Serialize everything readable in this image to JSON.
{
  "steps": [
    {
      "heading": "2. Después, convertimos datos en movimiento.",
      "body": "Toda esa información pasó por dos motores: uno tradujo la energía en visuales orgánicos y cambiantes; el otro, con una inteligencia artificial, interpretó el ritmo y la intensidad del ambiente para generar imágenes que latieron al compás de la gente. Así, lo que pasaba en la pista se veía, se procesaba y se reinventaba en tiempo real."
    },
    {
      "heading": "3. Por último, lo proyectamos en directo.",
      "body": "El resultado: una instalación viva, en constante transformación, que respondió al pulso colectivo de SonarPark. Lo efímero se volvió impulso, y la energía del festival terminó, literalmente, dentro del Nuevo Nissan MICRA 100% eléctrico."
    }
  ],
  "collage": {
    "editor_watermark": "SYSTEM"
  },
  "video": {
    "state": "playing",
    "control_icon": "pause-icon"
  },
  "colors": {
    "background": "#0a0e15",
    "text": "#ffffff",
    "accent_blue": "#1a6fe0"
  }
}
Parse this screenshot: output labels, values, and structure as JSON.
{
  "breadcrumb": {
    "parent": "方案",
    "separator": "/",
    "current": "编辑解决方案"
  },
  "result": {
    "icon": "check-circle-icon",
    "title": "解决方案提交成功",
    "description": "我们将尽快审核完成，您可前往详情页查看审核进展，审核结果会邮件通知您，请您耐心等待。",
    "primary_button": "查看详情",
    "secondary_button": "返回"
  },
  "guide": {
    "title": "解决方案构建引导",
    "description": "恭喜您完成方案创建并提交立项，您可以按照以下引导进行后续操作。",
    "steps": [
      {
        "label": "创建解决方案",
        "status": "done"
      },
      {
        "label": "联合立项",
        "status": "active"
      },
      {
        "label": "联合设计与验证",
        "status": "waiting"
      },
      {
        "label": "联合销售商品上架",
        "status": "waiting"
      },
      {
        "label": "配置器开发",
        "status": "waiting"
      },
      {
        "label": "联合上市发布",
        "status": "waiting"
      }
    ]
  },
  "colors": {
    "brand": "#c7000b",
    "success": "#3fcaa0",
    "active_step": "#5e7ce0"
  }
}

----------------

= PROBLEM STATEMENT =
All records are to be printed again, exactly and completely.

= OUTPUT FOR THIS TASK =
Serialize everything readable in this image to JSON.
{
  "steps": [
    {
      "heading": "2. Después, convertimos datos en movimiento.",
      "body": "Toda esa información pasó por dos motores: uno tradujo la energía en visuales orgánicos y cambiantes; el otro, con una inteligencia artificial, interpretó el ritmo y la intensidad del ambiente para generar imágenes que latieron al compás de la gente. Así, lo que pasaba en la pista se veía, se procesaba y se reinventaba en tiempo real."
    },
    {
      "heading": "3. Por último, lo proyectamos en directo.",
      "body": "El resultado: una instalación viva, en constante transformación, que respondió al pulso colectivo de SonarPark. Lo efímero se volvió impulso, y la energía del festival terminó, literalmente, dentro del Nuevo Nissan MICRA 100% eléctrico."
    }
  ],
  "collage": {
    "editor_watermark": "SYSTEM"
  },
  "video": {
    "state": "playing",
    "control_icon": "pause-icon"
  },
  "colors": {
    "background": "#0a0e15",
    "text": "#ffffff",
    "accent_blue": "#1a6fe0"
  }
}
Parse this screenshot: output labels, values, and structure as JSON.
{
  "breadcrumb": {
    "parent": "方案",
    "separator": "/",
    "current": "编辑解决方案"
  },
  "result": {
    "icon": "check-circle-icon",
    "title": "解决方案提交成功",
    "description": "我们将尽快审核完成，您可前往详情页查看审核进展，审核结果会邮件通知您，请您耐心等待。",
    "primary_button": "查看详情",
    "secondary_button": "返回"
  },
  "guide": {
    "title": "解决方案构建引导",
    "description": "恭喜您完成方案创建并提交立项，您可以按照以下引导进行后续操作。",
    "steps": [
      {
        "label": "创建解决方案",
        "status": "done"
      },
      {
        "label": "联合立项",
        "status": "active"
      },
      {
        "label": "联合设计与验证",
        "status": "waiting"
      },
      {
        "label": "联合销售商品上架",
        "status": "waiting"
      },
      {
        "label": "配置器开发",
        "status": "waiting"
      },
      {
        "label": "联合上市发布",
        "status": "waiting"
      }
    ]
  },
  "colors": {
    "brand": "#c7000b",
    "success": "#3fcaa0",
    "active_step": "#5e7ce0"
  }
}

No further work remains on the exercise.